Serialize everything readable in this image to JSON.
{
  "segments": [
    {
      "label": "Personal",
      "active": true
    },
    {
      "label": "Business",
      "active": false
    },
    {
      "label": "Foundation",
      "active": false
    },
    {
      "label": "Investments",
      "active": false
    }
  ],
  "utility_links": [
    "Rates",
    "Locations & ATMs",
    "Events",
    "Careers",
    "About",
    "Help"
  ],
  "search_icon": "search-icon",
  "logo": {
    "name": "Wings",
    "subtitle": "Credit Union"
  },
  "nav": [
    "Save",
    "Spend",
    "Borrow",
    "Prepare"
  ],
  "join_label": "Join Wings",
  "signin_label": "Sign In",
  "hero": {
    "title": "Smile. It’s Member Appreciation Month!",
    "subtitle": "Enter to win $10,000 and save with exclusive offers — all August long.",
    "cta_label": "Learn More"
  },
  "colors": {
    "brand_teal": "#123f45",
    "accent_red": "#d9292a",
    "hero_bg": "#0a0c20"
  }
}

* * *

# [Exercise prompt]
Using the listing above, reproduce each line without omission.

# [Response below]
Serialize everything readable in this image to JSON.
{
  "segments": [
    {
      "label": "Personal",
      "active": true
    },
    {
      "label": "Business",
      "active": false
    },
    {
      "label": "Foundation",
      "active": false
    },
    {
      "label": "Investments",
      "active": false
    }
  ],
  "utility_links": [
    "Rates",
    "Locations & ATMs",
    "Events",
    "Careers",
    "About",
    "Help"
  ],
  "search_icon": "search-icon",
  "logo": {
    "name": "Wings",
    "subtitle": "Credit Union"
  },
  "nav": [
    "Save",
    "Spend",
    "Borrow",
    "Prepare"
  ],
  "join_label": "Join Wings",
  "signin_label": "Sign In",
  "hero": {
    "title": "Smile. It’s Member Appreciation Month!",
    "subtitle": "Enter to win $10,000 and save with exclusive offers — all August long.",
    "cta_label": "Learn More"
  },
  "colors": {
    "brand_teal": "#123f45",
    "accent_red": "#d9292a",
    "hero_bg": "#0a0c20"
  }
}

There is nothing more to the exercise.